Given data:
------------------------

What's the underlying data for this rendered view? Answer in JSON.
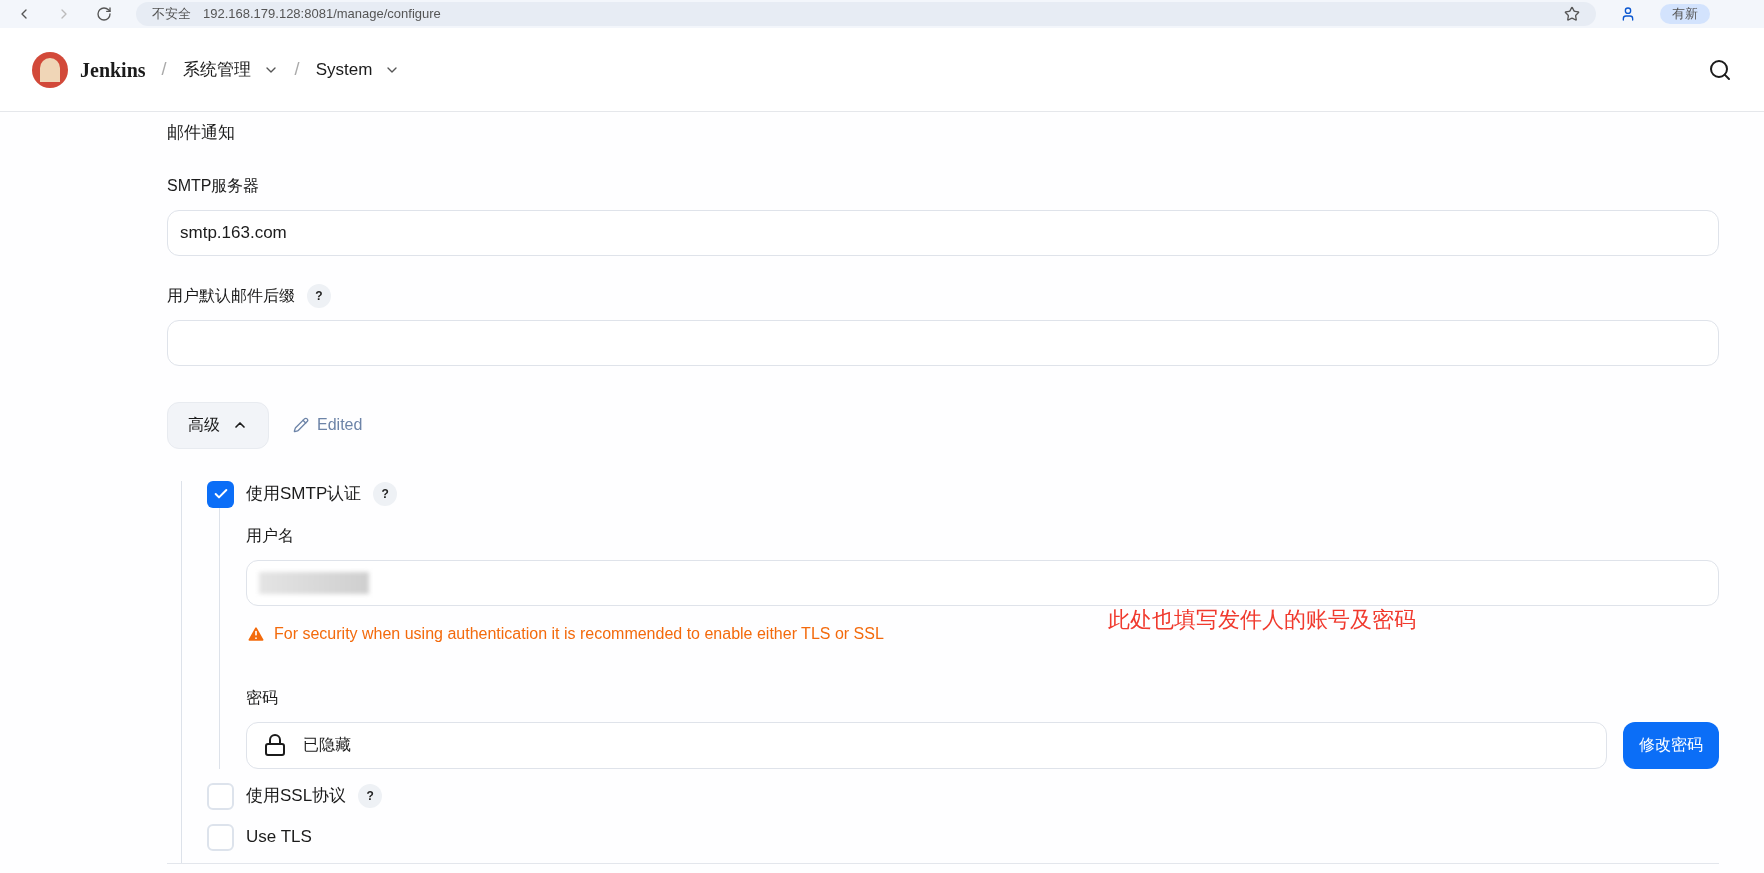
{
  "browser": {
    "security": "不安全",
    "url": "192.168.179.128:8081/manage/configure",
    "update_button": "有新"
  },
  "header": {
    "brand": "Jenkins",
    "breadcrumbs": [
      {
        "separator": "/",
        "label": "系统管理"
      },
      {
        "separator": "/",
        "label": "System"
      }
    ]
  },
  "section": {
    "title": "邮件通知"
  },
  "fields": [
    {
      "label": "SMTP服务器",
      "value": "smtp.163.com"
    },
    {
      "label": "用户默认邮件后缀",
      "help": "?"
    }
  ],
  "advanced": {
    "label": "高级",
    "expanded": true,
    "edited": "Edited"
  },
  "smtp_auth": {
    "label": "使用SMTP认证",
    "checked": true,
    "help": "?",
    "username": {
      "label": "用户名",
      "redacted": true,
      "warning": "For security when using authentication it is recommended to enable either TLS or SSL"
    },
    "password": {
      "label": "密码",
      "value": "已隐藏",
      "button": "修改密码"
    }
  },
  "options": [
    {
      "label": "使用SSL协议",
      "checked": false,
      "help": "?"
    },
    {
      "label": "Use TLS",
      "checked": false
    }
  ],
  "annotation": "此处也填写发件人的账号及密码"
}
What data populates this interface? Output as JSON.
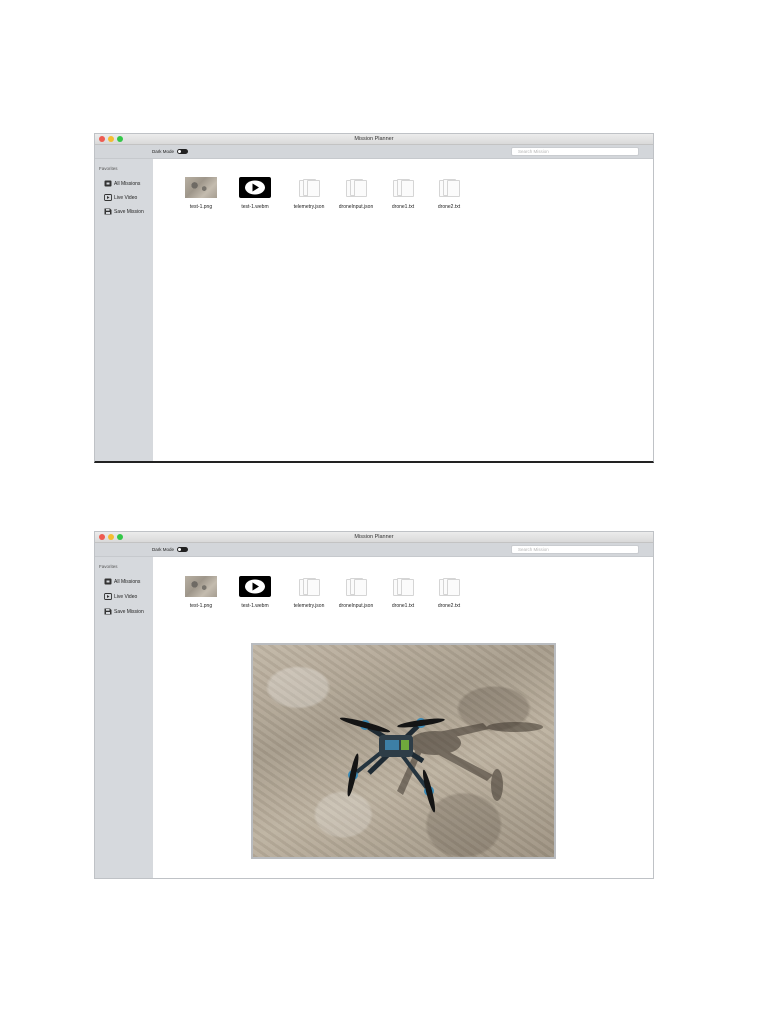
{
  "windows": [
    {
      "title": "Mission Planner",
      "toolbar": {
        "dark_mode_label": "Dark Mode",
        "search_placeholder": "Search Mission"
      },
      "sidebar": {
        "section_title": "Favorites",
        "items": [
          {
            "label": "All Missions",
            "icon": "folder-icon"
          },
          {
            "label": "Live Video",
            "icon": "play-icon"
          },
          {
            "label": "Save Mission",
            "icon": "save-icon"
          }
        ]
      },
      "files": [
        {
          "name": "test-1.png",
          "icon": "image-thumbnail"
        },
        {
          "name": "test-1.webm",
          "icon": "video-play-icon"
        },
        {
          "name": "telemetry.json",
          "icon": "document-icon"
        },
        {
          "name": "droneInput.json",
          "icon": "document-icon"
        },
        {
          "name": "drone1.txt",
          "icon": "document-icon"
        },
        {
          "name": "drone2.txt",
          "icon": "document-icon"
        }
      ]
    },
    {
      "title": "Mission Planner",
      "toolbar": {
        "dark_mode_label": "Dark Mode",
        "search_placeholder": "Search Mission"
      },
      "sidebar": {
        "section_title": "Favorites",
        "items": [
          {
            "label": "All Missions",
            "icon": "folder-icon"
          },
          {
            "label": "Live Video",
            "icon": "play-icon"
          },
          {
            "label": "Save Mission",
            "icon": "save-icon"
          }
        ]
      },
      "files": [
        {
          "name": "test-1.png",
          "icon": "image-thumbnail"
        },
        {
          "name": "test-1.webm",
          "icon": "video-play-icon"
        },
        {
          "name": "telemetry.json",
          "icon": "document-icon"
        },
        {
          "name": "droneInput.json",
          "icon": "document-icon"
        },
        {
          "name": "drone1.txt",
          "icon": "document-icon"
        },
        {
          "name": "drone2.txt",
          "icon": "document-icon"
        }
      ],
      "preview": {
        "content": "drone-on-sand-photo"
      }
    }
  ],
  "colors": {
    "sidebar_bg": "#d6d9dd",
    "toolbar_bg": "#d3d6da",
    "close": "#ee5b51",
    "minimize": "#f4bd32",
    "zoom": "#33c748"
  }
}
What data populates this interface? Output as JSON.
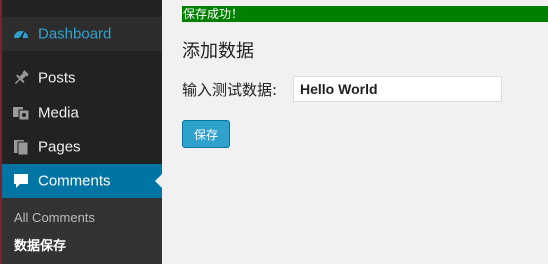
{
  "sidebar": {
    "items": [
      {
        "label": "Dashboard",
        "icon": "dashboard-icon"
      },
      {
        "label": "Posts",
        "icon": "pin-icon"
      },
      {
        "label": "Media",
        "icon": "media-icon"
      },
      {
        "label": "Pages",
        "icon": "pages-icon"
      },
      {
        "label": "Comments",
        "icon": "comment-icon"
      }
    ],
    "submenu": [
      {
        "label": "All Comments"
      },
      {
        "label": "数据保存"
      }
    ]
  },
  "notice": {
    "text": "保存成功！"
  },
  "main": {
    "title": "添加数据",
    "field_label": "输入测试数据:",
    "field_value": "Hello World",
    "save_label": "保存"
  },
  "colors": {
    "sidebar_bg": "#222222",
    "active_bg": "#0074a2",
    "accent": "#2ea2cc",
    "notice_bg": "#008000"
  }
}
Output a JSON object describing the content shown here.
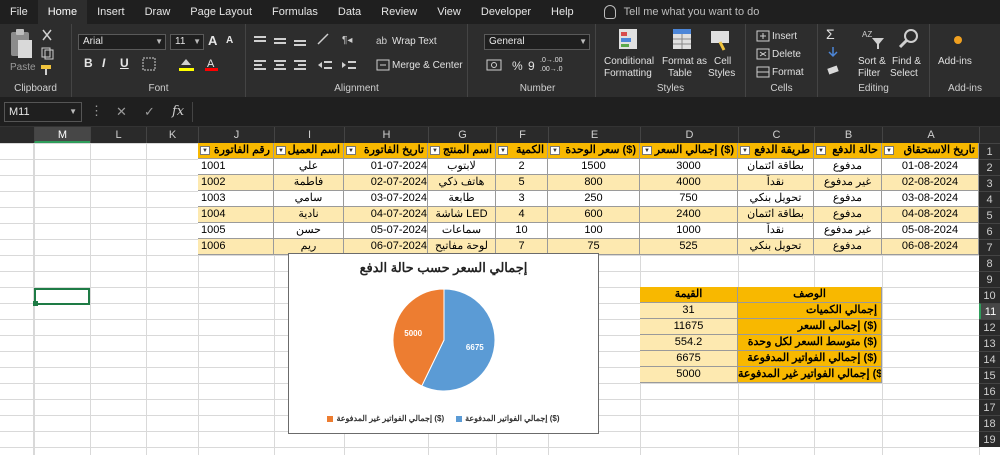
{
  "menu": {
    "tabs": [
      "File",
      "Home",
      "Insert",
      "Draw",
      "Page Layout",
      "Formulas",
      "Data",
      "Review",
      "View",
      "Developer",
      "Help"
    ],
    "active": "Home",
    "tellme": "Tell me what you want to do"
  },
  "ribbon": {
    "clipboard": {
      "label": "Clipboard",
      "paste": "Paste"
    },
    "font": {
      "label": "Font",
      "name": "Arial",
      "size": "11",
      "bold": "B",
      "italic": "I",
      "underline": "U",
      "grow": "A",
      "shrink": "A"
    },
    "alignment": {
      "label": "Alignment",
      "wrap": "Wrap Text",
      "merge": "Merge & Center"
    },
    "number": {
      "label": "Number",
      "format": "General",
      "percent": "%",
      "comma": "9",
      "inc": ".0→.00",
      "dec": ".00→.0"
    },
    "styles": {
      "label": "Styles",
      "conditional": "Conditional",
      "conditional2": "Formatting",
      "format_table": "Format as",
      "format_table2": "Table",
      "cell_styles": "Cell",
      "cell_styles2": "Styles"
    },
    "cells": {
      "label": "Cells",
      "insert": "Insert",
      "delete": "Delete",
      "format": "Format"
    },
    "editing": {
      "label": "Editing",
      "sort": "Sort &",
      "sort2": "Filter",
      "find": "Find &",
      "find2": "Select"
    },
    "addins": {
      "label": "Add-ins",
      "btn": "Add-ins"
    }
  },
  "formula_bar": {
    "name_box": "M11",
    "cancel": "✕",
    "enter": "✓",
    "fx": "fx"
  },
  "columns": [
    "M",
    "L",
    "K",
    "J",
    "I",
    "H",
    "G",
    "F",
    "E",
    "D",
    "C",
    "B",
    "A"
  ],
  "rows": [
    "1",
    "2",
    "3",
    "4",
    "5",
    "6",
    "7",
    "8",
    "9",
    "10",
    "11",
    "12",
    "13",
    "14",
    "15",
    "16",
    "17",
    "18",
    "19"
  ],
  "table": {
    "headers": [
      "رقم الفاتورة",
      "اسم العميل",
      "تاريخ الفاتورة",
      "اسم المنتج",
      "الكمية",
      "سعر الوحدة ($)",
      "إجمالي السعر ($)",
      "طريقة الدفع",
      "حالة الدفع",
      "تاريخ الاستحقاق"
    ],
    "rows": [
      [
        "1001",
        "علي",
        "01-07-2024",
        "لابتوب",
        "2",
        "1500",
        "3000",
        "بطاقة ائتمان",
        "مدفوع",
        "01-08-2024"
      ],
      [
        "1002",
        "فاطمة",
        "02-07-2024",
        "هاتف ذكي",
        "5",
        "800",
        "4000",
        "نقداً",
        "غير مدفوع",
        "02-08-2024"
      ],
      [
        "1003",
        "سامي",
        "03-07-2024",
        "طابعة",
        "3",
        "250",
        "750",
        "تحويل بنكي",
        "مدفوع",
        "03-08-2024"
      ],
      [
        "1004",
        "نادية",
        "04-07-2024",
        "شاشة LED",
        "4",
        "600",
        "2400",
        "بطاقة ائتمان",
        "مدفوع",
        "04-08-2024"
      ],
      [
        "1005",
        "حسن",
        "05-07-2024",
        "سماعات",
        "10",
        "100",
        "1000",
        "نقداً",
        "غير مدفوع",
        "05-08-2024"
      ],
      [
        "1006",
        "ريم",
        "06-07-2024",
        "لوحة مفاتيح",
        "7",
        "75",
        "525",
        "تحويل بنكي",
        "مدفوع",
        "06-08-2024"
      ]
    ]
  },
  "summary": {
    "header_value": "القيمة",
    "header_desc": "الوصف",
    "rows": [
      [
        "31",
        "إجمالي الكميات"
      ],
      [
        "11675",
        "إجمالي السعر ($)"
      ],
      [
        "554.2",
        "متوسط السعر لكل وحدة ($)"
      ],
      [
        "6675",
        "إجمالي الفواتير المدفوعة ($)"
      ],
      [
        "5000",
        "إجمالي الفواتير غير المدفوعة ($)"
      ]
    ]
  },
  "chart_data": {
    "type": "pie",
    "title": "إجمالي السعر حسب حالة الدفع",
    "categories": [
      "إجمالي الفواتير المدفوعة ($)",
      "إجمالي الفواتير غير المدفوعة ($)"
    ],
    "values": [
      6675,
      5000
    ],
    "data_labels": [
      "6675",
      "5000"
    ],
    "colors": [
      "#5b9bd5",
      "#ed7d31"
    ],
    "legend": "bottom"
  },
  "colors": {
    "accent": "#f8b800",
    "band": "#fde9b0",
    "selection": "#1e7b45"
  }
}
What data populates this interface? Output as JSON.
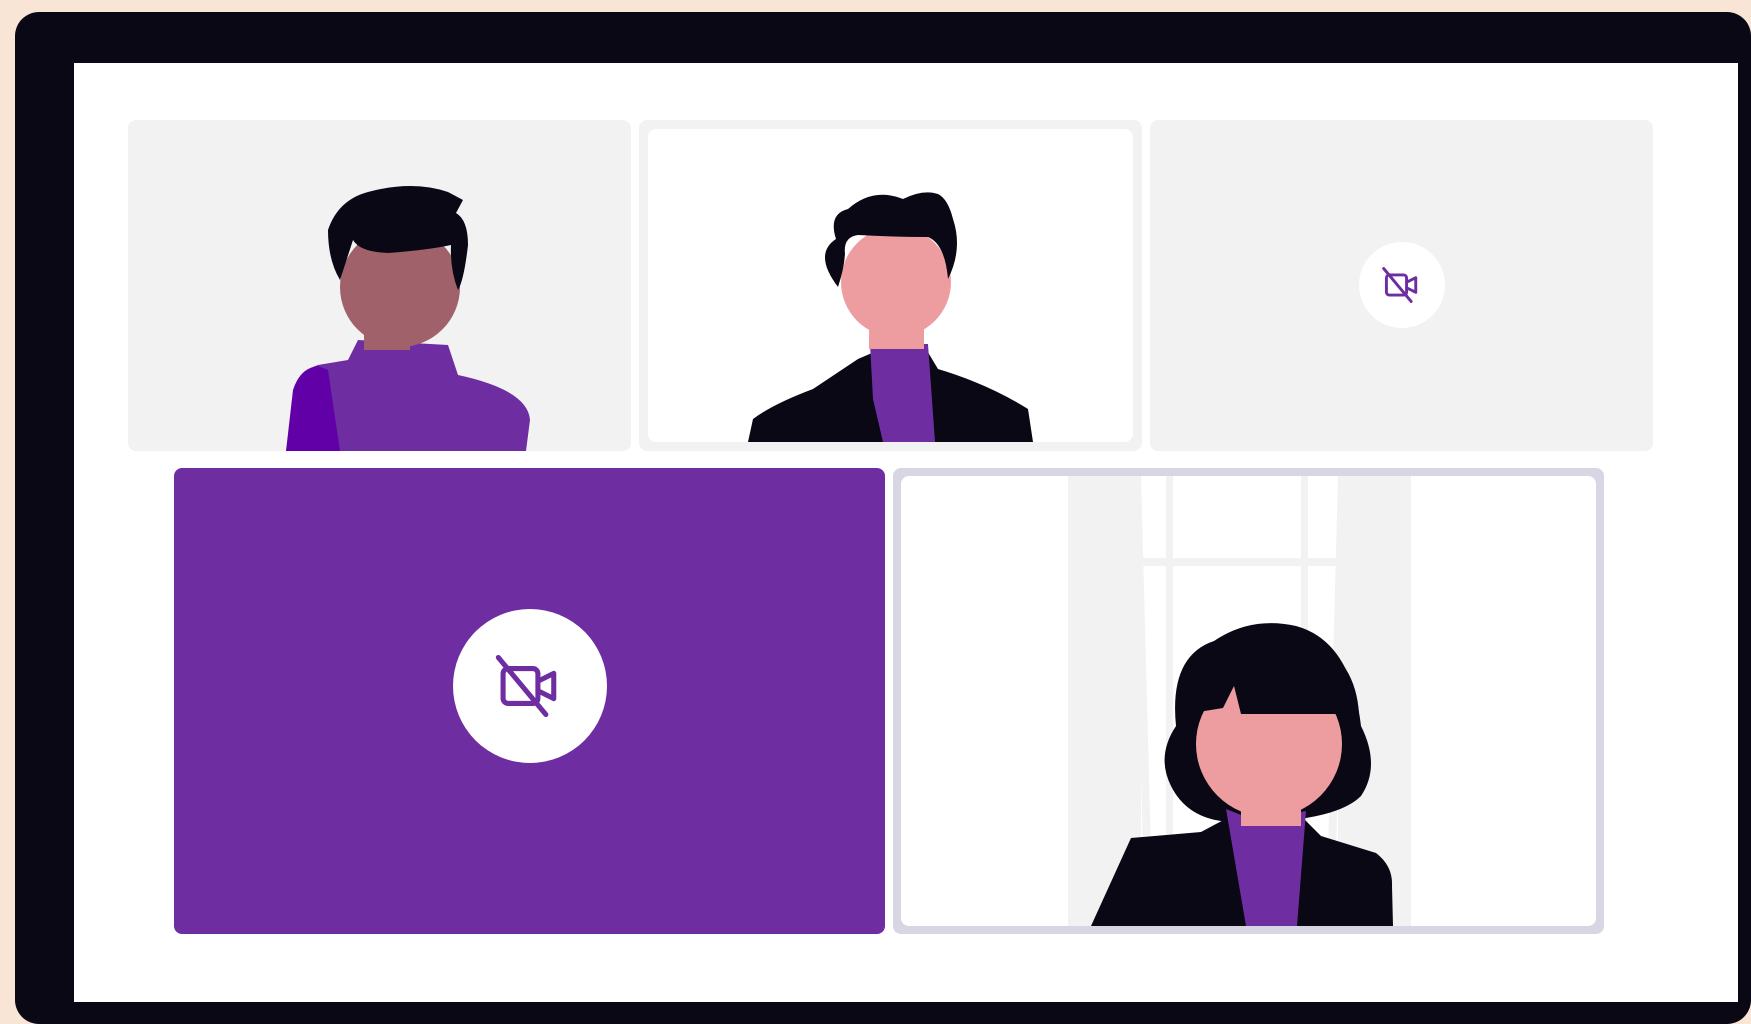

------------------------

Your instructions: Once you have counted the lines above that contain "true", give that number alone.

Result: 3